TO DO :: Give the records once more, exactly as they stand.

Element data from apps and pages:
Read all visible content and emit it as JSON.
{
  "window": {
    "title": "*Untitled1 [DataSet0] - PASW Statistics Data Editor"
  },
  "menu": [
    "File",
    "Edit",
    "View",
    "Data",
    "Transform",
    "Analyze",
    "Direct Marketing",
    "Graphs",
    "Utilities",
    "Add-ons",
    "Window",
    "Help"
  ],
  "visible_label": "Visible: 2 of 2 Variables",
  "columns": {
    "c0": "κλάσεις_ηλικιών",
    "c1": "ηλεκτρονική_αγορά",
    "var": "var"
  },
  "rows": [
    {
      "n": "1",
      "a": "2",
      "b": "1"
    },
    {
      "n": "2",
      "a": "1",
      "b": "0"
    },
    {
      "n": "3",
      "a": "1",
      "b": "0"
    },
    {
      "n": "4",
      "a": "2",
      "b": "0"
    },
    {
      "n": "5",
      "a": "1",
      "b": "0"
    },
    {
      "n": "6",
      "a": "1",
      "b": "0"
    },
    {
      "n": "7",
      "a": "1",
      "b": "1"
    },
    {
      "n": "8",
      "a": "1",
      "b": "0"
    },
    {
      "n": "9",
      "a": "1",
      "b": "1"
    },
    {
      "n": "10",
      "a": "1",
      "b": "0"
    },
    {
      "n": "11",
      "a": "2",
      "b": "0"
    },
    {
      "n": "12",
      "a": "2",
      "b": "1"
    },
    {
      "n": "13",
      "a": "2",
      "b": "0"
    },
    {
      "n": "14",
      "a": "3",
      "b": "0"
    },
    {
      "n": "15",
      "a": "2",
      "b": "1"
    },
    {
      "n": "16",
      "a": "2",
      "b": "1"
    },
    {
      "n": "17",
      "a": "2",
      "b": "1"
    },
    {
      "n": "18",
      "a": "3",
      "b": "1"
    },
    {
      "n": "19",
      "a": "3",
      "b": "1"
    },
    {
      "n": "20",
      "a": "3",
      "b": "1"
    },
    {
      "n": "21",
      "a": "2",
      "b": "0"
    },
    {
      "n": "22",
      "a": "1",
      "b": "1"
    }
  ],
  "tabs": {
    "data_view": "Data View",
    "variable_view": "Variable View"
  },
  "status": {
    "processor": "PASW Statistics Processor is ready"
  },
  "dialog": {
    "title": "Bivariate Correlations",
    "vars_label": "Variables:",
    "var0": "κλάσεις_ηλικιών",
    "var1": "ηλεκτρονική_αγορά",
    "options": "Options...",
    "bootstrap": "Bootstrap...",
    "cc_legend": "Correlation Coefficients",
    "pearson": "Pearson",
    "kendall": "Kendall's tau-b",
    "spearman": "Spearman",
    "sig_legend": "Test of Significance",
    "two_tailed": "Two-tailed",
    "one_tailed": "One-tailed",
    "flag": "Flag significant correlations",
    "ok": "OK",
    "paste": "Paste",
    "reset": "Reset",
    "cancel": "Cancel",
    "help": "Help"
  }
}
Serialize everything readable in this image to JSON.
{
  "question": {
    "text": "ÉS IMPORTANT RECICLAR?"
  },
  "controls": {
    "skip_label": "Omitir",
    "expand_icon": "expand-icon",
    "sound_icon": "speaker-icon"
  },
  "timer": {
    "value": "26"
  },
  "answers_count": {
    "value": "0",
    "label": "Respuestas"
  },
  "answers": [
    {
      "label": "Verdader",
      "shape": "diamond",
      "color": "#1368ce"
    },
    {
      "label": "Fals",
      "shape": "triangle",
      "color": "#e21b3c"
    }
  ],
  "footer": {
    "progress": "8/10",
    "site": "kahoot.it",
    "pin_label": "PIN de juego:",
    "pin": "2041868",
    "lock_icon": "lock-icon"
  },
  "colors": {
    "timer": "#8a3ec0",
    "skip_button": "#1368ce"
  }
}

RESPONSE TO THE EXERCISE ::
Read all visible content and emit it as JSON.
{
  "window": {
    "title": "*Untitled1 [DataSet0] - PASW Statistics Data Editor"
  },
  "menu": [
    "File",
    "Edit",
    "View",
    "Data",
    "Transform",
    "Analyze",
    "Direct Marketing",
    "Graphs",
    "Utilities",
    "Add-ons",
    "Window",
    "Help"
  ],
  "visible_label": "Visible: 2 of 2 Variables",
  "columns": {
    "c0": "κλάσεις_ηλικιών",
    "c1": "ηλεκτρονική_αγορά",
    "var": "var"
  },
  "rows": [
    {
      "n": "1",
      "a": "2",
      "b": "1"
    },
    {
      "n": "2",
      "a": "1",
      "b": "0"
    },
    {
      "n": "3",
      "a": "1",
      "b": "0"
    },
    {
      "n": "4",
      "a": "2",
      "b": "0"
    },
    {
      "n": "5",
      "a": "1",
      "b": "0"
    },
    {
      "n": "6",
      "a": "1",
      "b": "0"
    },
    {
      "n": "7",
      "a": "1",
      "b": "1"
    },
    {
      "n": "8",
      "a": "1",
      "b": "0"
    },
    {
      "n": "9",
      "a": "1",
      "b": "1"
    },
    {
      "n": "10",
      "a": "1",
      "b": "0"
    },
    {
      "n": "11",
      "a": "2",
      "b": "0"
    },
    {
      "n": "12",
      "a": "2",
      "b": "1"
    },
    {
      "n": "13",
      "a": "2",
      "b": "0"
    },
    {
      "n": "14",
      "a": "3",
      "b": "0"
    },
    {
      "n": "15",
      "a": "2",
      "b": "1"
    },
    {
      "n": "16",
      "a": "2",
      "b": "1"
    },
    {
      "n": "17",
      "a": "2",
      "b": "1"
    },
    {
      "n": "18",
      "a": "3",
      "b": "1"
    },
    {
      "n": "19",
      "a": "3",
      "b": "1"
    },
    {
      "n": "20",
      "a": "3",
      "b": "1"
    },
    {
      "n": "21",
      "a": "2",
      "b": "0"
    },
    {
      "n": "22",
      "a": "1",
      "b": "1"
    }
  ],
  "tabs": {
    "data_view": "Data View",
    "variable_view": "Variable View"
  },
  "status": {
    "processor": "PASW Statistics Processor is ready"
  },
  "dialog": {
    "title": "Bivariate Correlations",
    "vars_label": "Variables:",
    "var0": "κλάσεις_ηλικιών",
    "var1": "ηλεκτρονική_αγορά",
    "options": "Options...",
    "bootstrap": "Bootstrap...",
    "cc_legend": "Correlation Coefficients",
    "pearson": "Pearson",
    "kendall": "Kendall's tau-b",
    "spearman": "Spearman",
    "sig_legend": "Test of Significance",
    "two_tailed": "Two-tailed",
    "one_tailed": "One-tailed",
    "flag": "Flag significant correlations",
    "ok": "OK",
    "paste": "Paste",
    "reset": "Reset",
    "cancel": "Cancel",
    "help": "Help"
  }
}
Serialize everything readable in this image to JSON.
{
  "question": {
    "text": "ÉS IMPORTANT RECICLAR?"
  },
  "controls": {
    "skip_label": "Omitir",
    "expand_icon": "expand-icon",
    "sound_icon": "speaker-icon"
  },
  "timer": {
    "value": "26"
  },
  "answers_count": {
    "value": "0",
    "label": "Respuestas"
  },
  "answers": [
    {
      "label": "Verdader",
      "shape": "diamond",
      "color": "#1368ce"
    },
    {
      "label": "Fals",
      "shape": "triangle",
      "color": "#e21b3c"
    }
  ],
  "footer": {
    "progress": "8/10",
    "site": "kahoot.it",
    "pin_label": "PIN de juego:",
    "pin": "2041868",
    "lock_icon": "lock-icon"
  },
  "colors": {
    "timer": "#8a3ec0",
    "skip_button": "#1368ce"
  }
}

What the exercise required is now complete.